Rainbow, Paris and their bold little lemurs

editorial image
0
Have your say

This week I’ve got an update for you on how our baby ring-tailed lemurs are doing! Now just over seven weeks old, the six babies are gradually becoming more independent and starting to explore their enclosure.

Our oldest babies belong to Rainbow and Paris, both themselves fairly young females at six and four years old respectively. If you’ve visited our walk-through enclosure and seen three bouncing about, you have most likely seen theirs! Although ring-tailed lemurs will usually have just one baby per year, twins are occasionally seen and our one pair this year belongs to Rainbow. Babies will initially cling to their mum’s chest so as to be closer to her milk, but will move around to her back once they get a bit too big. They need to cling on very tightly as the mums leap from tree to tree with little regard as to whether the babies are still attached! As the babies reach two months old, they will start to investigate solid food, but will return to their mum for milk until fully weaned at around five months.

Why do lemur mums keep their babies close for so long? In their native Madagascar, predators of the ring-tailed lemur include the fossa, a large carnivore which looks like a cross between a cat and a dog but is in fact related to neither, and birds of prey such as the Madagascar harrier-hawk and the Madagascar buzzard. Out of all lemur species found in Madagascar, ring-tails spend the most time on the ground so are naturally more vulnerable, although group sizes are large and can reach up to 30 individuals – this can help them spot predators early and defend against them. All females in a troop will help to look after the babies, though it is thought that males don’t contribute much!

Our lemur babies are getting bolder by the day and it’s particularly easy to see them when the sun is out and everyone spreads out to sunbathe.

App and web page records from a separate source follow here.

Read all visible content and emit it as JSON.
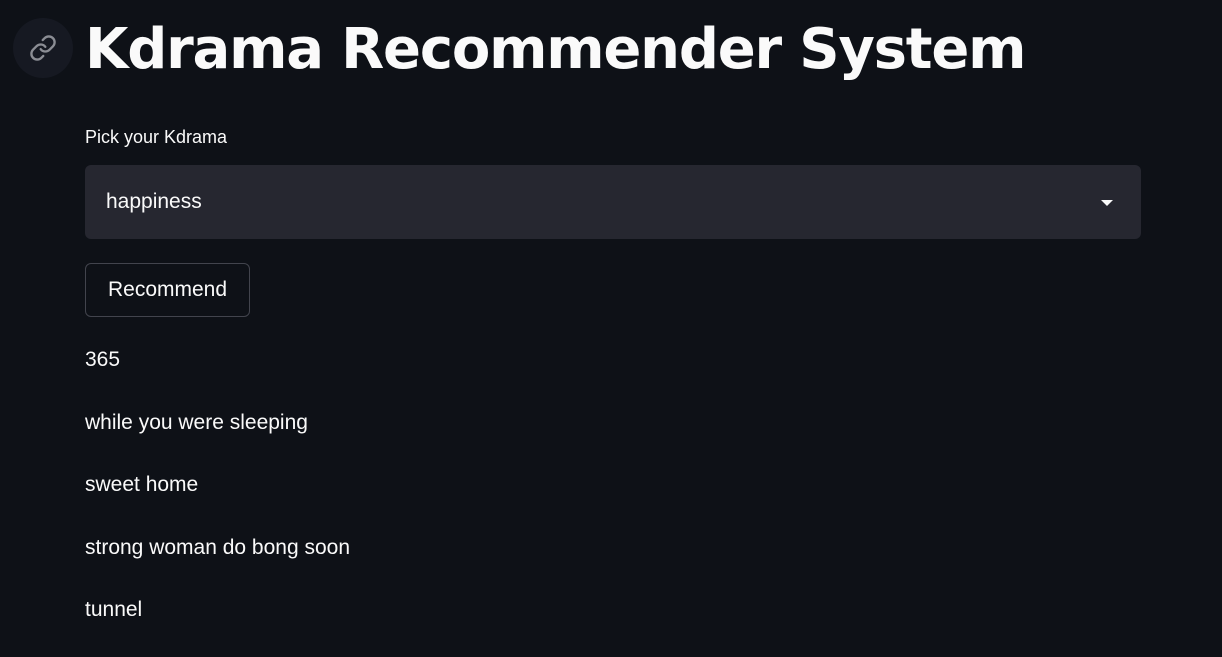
{
  "header": {
    "anchor_icon": "link-icon",
    "title": "Kdrama Recommender System"
  },
  "picker": {
    "label": "Pick your Kdrama",
    "selected": "happiness",
    "caret_icon": "caret-down-icon"
  },
  "actions": {
    "recommend_label": "Recommend"
  },
  "recommendations": [
    "365",
    "while you were sleeping",
    "sweet home",
    "strong woman do bong soon",
    "tunnel"
  ],
  "colors": {
    "background": "#0e1117",
    "select_background": "#262730",
    "text": "#fafafa",
    "button_border": "#42444d"
  }
}
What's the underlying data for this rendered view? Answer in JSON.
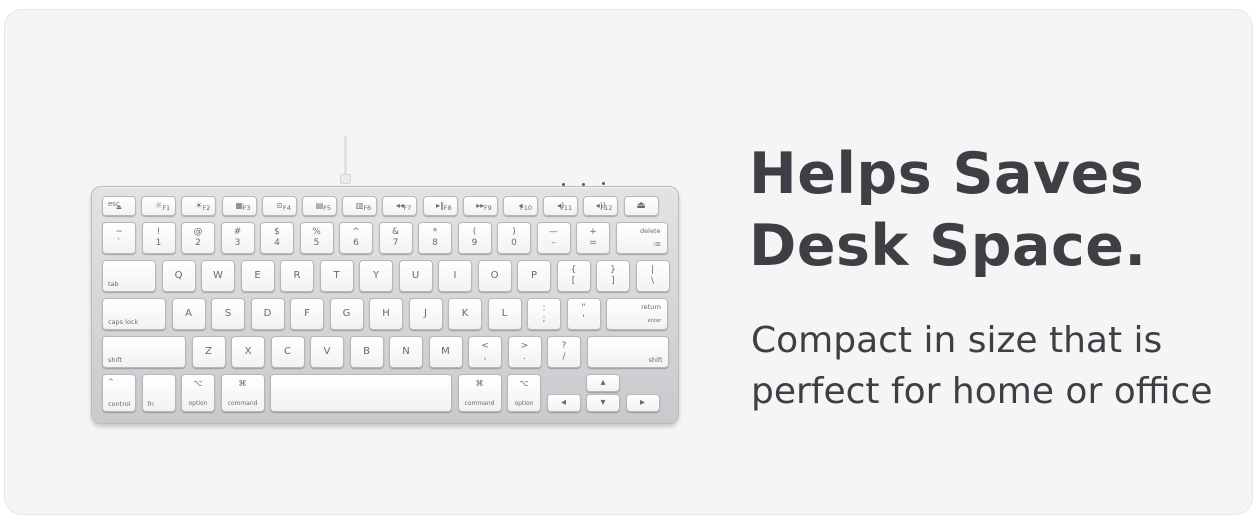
{
  "headline": {
    "line1": "Helps Saves",
    "line2": "Desk Space."
  },
  "subtext": {
    "line1": "Compact in size that is",
    "line2": "perfect for home or office"
  },
  "image": {
    "name": "compact aluminum keyboard product photo"
  },
  "keyboard": {
    "rows": [
      [
        {
          "tl": "esc",
          "bc": "⏏"
        },
        {
          "tc": "☼",
          "br": "F1"
        },
        {
          "tc": "☀",
          "br": "F2"
        },
        {
          "tc": "▦",
          "br": "F3"
        },
        {
          "tc": "⊙",
          "br": "F4"
        },
        {
          "tc": "▤",
          "br": "F5"
        },
        {
          "tc": "▥",
          "br": "F6"
        },
        {
          "tc": "◂◂",
          "br": "F7"
        },
        {
          "tc": "▸‖",
          "br": "F8"
        },
        {
          "tc": "▸▸",
          "br": "F9"
        },
        {
          "tc": "◂",
          "br": "F10"
        },
        {
          "tc": "◂)",
          "br": "F11"
        },
        {
          "tc": "◂))",
          "br": "F12"
        },
        {
          "main": "⏏"
        }
      ],
      [
        {
          "top": "~",
          "bot": "`"
        },
        {
          "top": "!",
          "bot": "1"
        },
        {
          "top": "@",
          "bot": "2"
        },
        {
          "top": "#",
          "bot": "3"
        },
        {
          "top": "$",
          "bot": "4"
        },
        {
          "top": "%",
          "bot": "5"
        },
        {
          "top": "^",
          "bot": "6"
        },
        {
          "top": "&",
          "bot": "7"
        },
        {
          "top": "*",
          "bot": "8"
        },
        {
          "top": "(",
          "bot": "9"
        },
        {
          "top": ")",
          "bot": "0"
        },
        {
          "top": "—",
          "bot": "–"
        },
        {
          "top": "+",
          "bot": "="
        },
        {
          "tr": "delete",
          "brsmall": "⌫"
        }
      ],
      [
        {
          "bl": "tab"
        },
        {
          "main": "Q"
        },
        {
          "main": "W"
        },
        {
          "main": "E"
        },
        {
          "main": "R"
        },
        {
          "main": "T"
        },
        {
          "main": "Y"
        },
        {
          "main": "U"
        },
        {
          "main": "I"
        },
        {
          "main": "O"
        },
        {
          "main": "P"
        },
        {
          "top": "{",
          "bot": "["
        },
        {
          "top": "}",
          "bot": "]"
        },
        {
          "top": "|",
          "bot": "\\"
        }
      ],
      [
        {
          "bl": "caps lock"
        },
        {
          "main": "A"
        },
        {
          "main": "S"
        },
        {
          "main": "D"
        },
        {
          "main": "F"
        },
        {
          "main": "G"
        },
        {
          "main": "H"
        },
        {
          "main": "J"
        },
        {
          "main": "K"
        },
        {
          "main": "L"
        },
        {
          "top": ":",
          "bot": ";"
        },
        {
          "top": "\"",
          "bot": "'"
        },
        {
          "tr": "return",
          "brsmall": "enter"
        }
      ],
      [
        {
          "bl": "shift"
        },
        {
          "main": "Z"
        },
        {
          "main": "X"
        },
        {
          "main": "C"
        },
        {
          "main": "V"
        },
        {
          "main": "B"
        },
        {
          "main": "N"
        },
        {
          "main": "M"
        },
        {
          "top": "<",
          "bot": ","
        },
        {
          "top": ">",
          "bot": "."
        },
        {
          "top": "?",
          "bot": "/"
        },
        {
          "br": "shift"
        }
      ],
      [
        {
          "tl": "^",
          "bl": "control"
        },
        {
          "bl": "fn"
        },
        {
          "tc": "⌥",
          "bc": "option"
        },
        {
          "tc": "⌘",
          "bc": "command"
        },
        {},
        {
          "tc": "⌘",
          "bc": "command"
        },
        {
          "tc": "⌥",
          "bc": "option"
        },
        {
          "main": "◂"
        },
        {
          "main": "▴"
        },
        {
          "main": "▾"
        },
        {
          "main": "▸"
        }
      ]
    ]
  }
}
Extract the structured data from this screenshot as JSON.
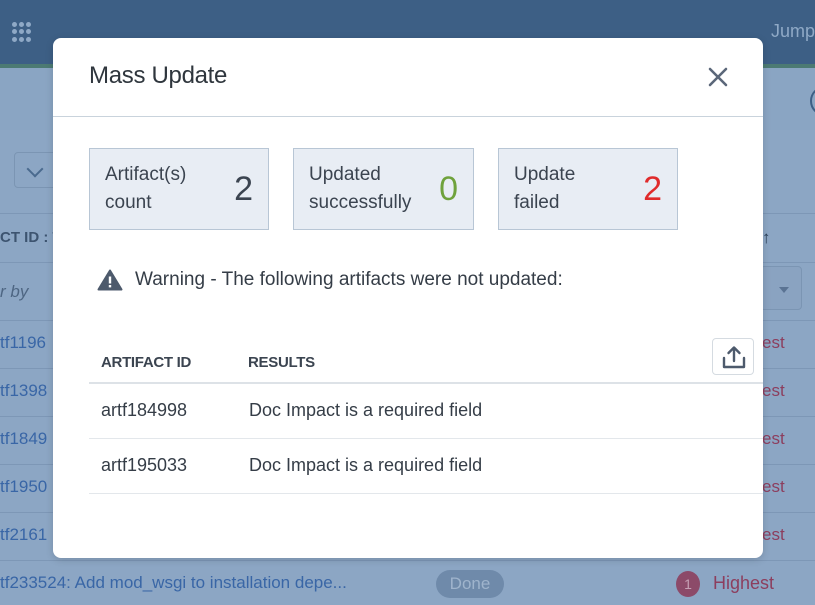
{
  "background": {
    "topbar": {
      "jump_label": "Jump"
    },
    "table": {
      "column_header": "CT ID : T",
      "filter_placeholder": "r by",
      "rows": [
        {
          "id_fragment": "tf1196",
          "priority_fragment": "est"
        },
        {
          "id_fragment": "tf1398",
          "priority_fragment": "est"
        },
        {
          "id_fragment": "tf1849",
          "priority_fragment": "est"
        },
        {
          "id_fragment": "tf1950",
          "priority_fragment": "est"
        },
        {
          "id_fragment": "tf2161",
          "priority_fragment": "est"
        }
      ],
      "last_row": {
        "title": "tf233524: Add mod_wsgi to installation depe...",
        "status": "Done",
        "priority_number": "1",
        "priority": "Highest"
      }
    }
  },
  "modal": {
    "title": "Mass Update",
    "close_icon": "close-icon",
    "stats": [
      {
        "label": "Artifact(s)\ncount",
        "value": "2",
        "color": "#3b4450"
      },
      {
        "label": "Updated\nsuccessfully",
        "value": "0",
        "color": "#6fa23c"
      },
      {
        "label": "Update\nfailed",
        "value": "2",
        "color": "#e02b2b"
      }
    ],
    "warning": {
      "icon": "warning-icon",
      "text": "Warning - The following artifacts were not updated:"
    },
    "table": {
      "export_icon": "export-icon",
      "columns": [
        "ARTIFACT ID",
        "RESULTS"
      ],
      "rows": [
        {
          "id": "artf184998",
          "result": "Doc Impact is a required field"
        },
        {
          "id": "artf195033",
          "result": "Doc Impact is a required field"
        }
      ]
    }
  }
}
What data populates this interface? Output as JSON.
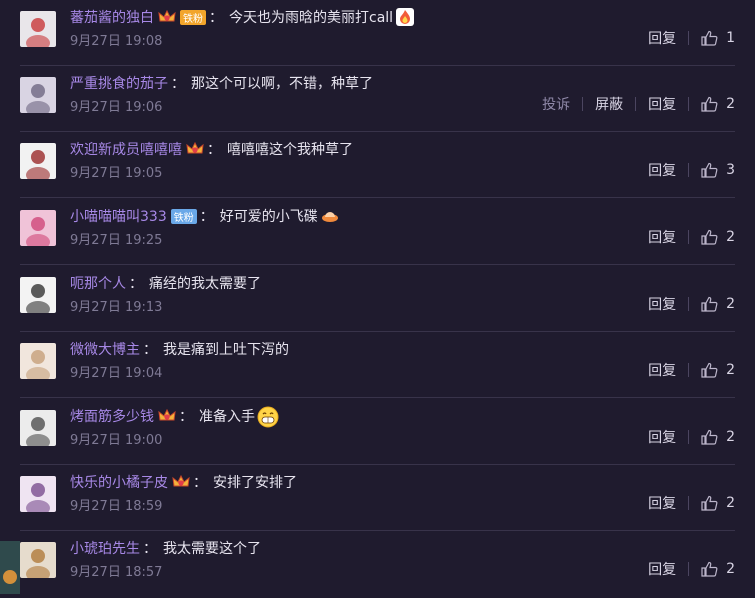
{
  "actions": {
    "reply": "回复",
    "report": "投诉",
    "block": "屏蔽"
  },
  "comments": [
    {
      "user": "蕃茄酱的独白",
      "badge": "铁粉",
      "badge_style": "gold",
      "crown": true,
      "text": "今天也为雨晗的美丽打call",
      "emoji": "fire-emoji",
      "time": "9月27日 19:08",
      "likes": "1"
    },
    {
      "user": "严重挑食的茄子",
      "badge": "",
      "crown": false,
      "text": "那这个可以啊，不错，种草了",
      "time": "9月27日 19:06",
      "likes": "2",
      "show_report": true
    },
    {
      "user": "欢迎新成员嘻嘻嘻",
      "badge": "",
      "crown": true,
      "text": "嘻嘻嘻这个我种草了",
      "time": "9月27日 19:05",
      "likes": "3"
    },
    {
      "user": "小喵喵喵叫333",
      "badge": "铁粉",
      "badge_style": "blue",
      "crown": false,
      "text": "好可爱的小飞碟",
      "emoji": "ufo-emoji",
      "time": "9月27日 19:25",
      "likes": "2"
    },
    {
      "user": "呃那个人",
      "badge": "",
      "crown": false,
      "text": "痛经的我太需要了",
      "time": "9月27日 19:13",
      "likes": "2"
    },
    {
      "user": "微微大博主",
      "badge": "",
      "crown": false,
      "text": "我是痛到上吐下泻的",
      "time": "9月27日 19:04",
      "likes": "2"
    },
    {
      "user": "烤面筋多少钱",
      "badge": "",
      "crown": true,
      "text": "准备入手",
      "emoji": "grin-emoji",
      "time": "9月27日 19:00",
      "likes": "2"
    },
    {
      "user": "快乐的小橘子皮",
      "badge": "",
      "crown": true,
      "text": "安排了安排了",
      "time": "9月27日 18:59",
      "likes": "2"
    },
    {
      "user": "小琥珀先生",
      "badge": "",
      "crown": false,
      "text": "我太需要这个了",
      "time": "9月27日 18:57",
      "likes": "2"
    }
  ],
  "colors": {
    "background": "#1f1b2e",
    "username": "#a788e6",
    "text": "#e7e4ef",
    "time": "#7f7a95"
  }
}
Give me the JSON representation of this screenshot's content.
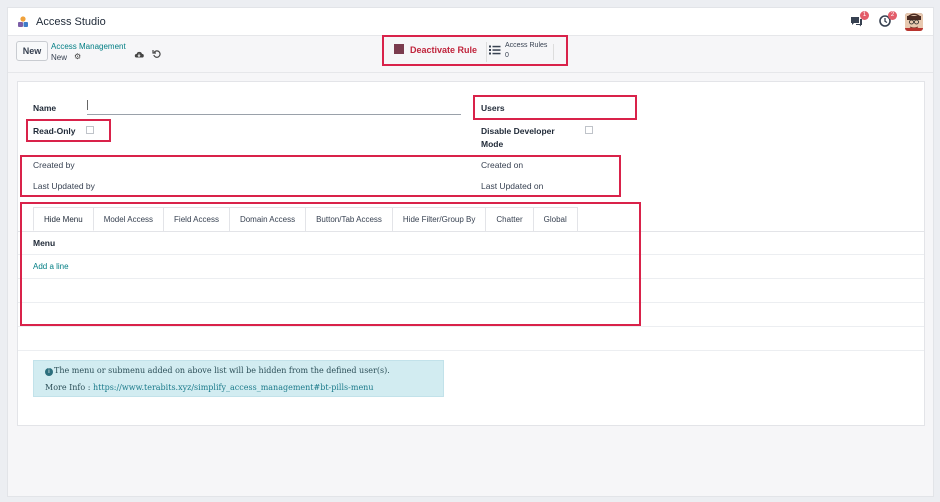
{
  "app": {
    "title": "Access Studio"
  },
  "systray": {
    "messages_count": "1",
    "activities_count": "2"
  },
  "controls": {
    "new_label": "New",
    "breadcrumb_parent": "Access Management",
    "breadcrumb_current": "New"
  },
  "stat_buttons": {
    "deactivate_label": "Deactivate Rule",
    "access_rules_label": "Access Rules",
    "access_rules_count": "0"
  },
  "form": {
    "name_label": "Name",
    "users_label": "Users",
    "read_only_label": "Read-Only",
    "disable_dev_label_1": "Disable Developer",
    "disable_dev_label_2": "Mode",
    "created_by_label": "Created by",
    "created_on_label": "Created on",
    "last_updated_by_label": "Last Updated by",
    "last_updated_on_label": "Last Updated on"
  },
  "tabs": [
    "Hide Menu",
    "Model Access",
    "Field Access",
    "Domain Access",
    "Button/Tab Access",
    "Hide Filter/Group By",
    "Chatter",
    "Global"
  ],
  "menu_table": {
    "column": "Menu",
    "add_line": "Add a line"
  },
  "alert": {
    "line1": "The menu or submenu added on above list will be hidden from the defined user(s).",
    "line2_prefix": "More Info : ",
    "line2_link": "https://www.terabits.xyz/simplify_access_management#bt-pills-menu"
  },
  "colors": {
    "accent": "#017e84",
    "highlight_border": "#d9224a",
    "alert_bg": "#d2ecf1"
  }
}
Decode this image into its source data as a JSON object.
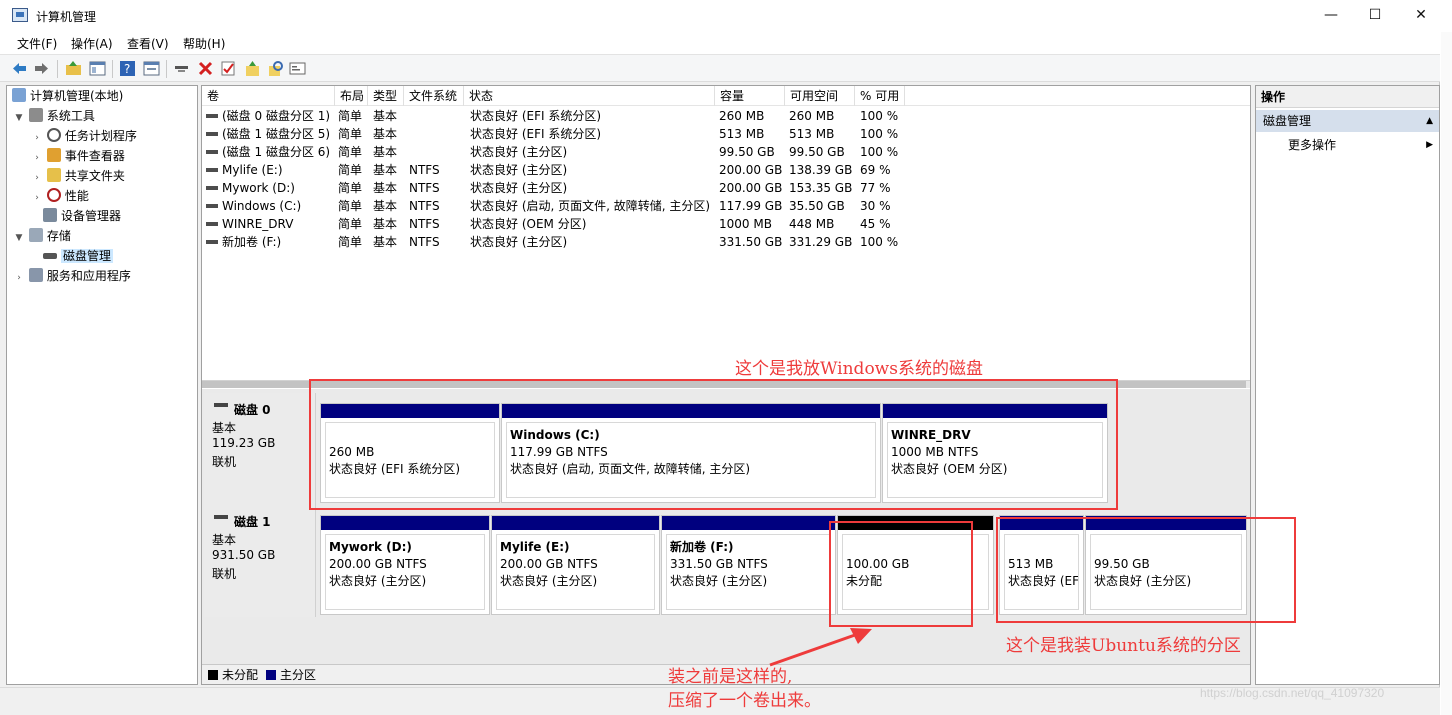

May is getting warmer, so why not visit them this month in their walk-through enclosure?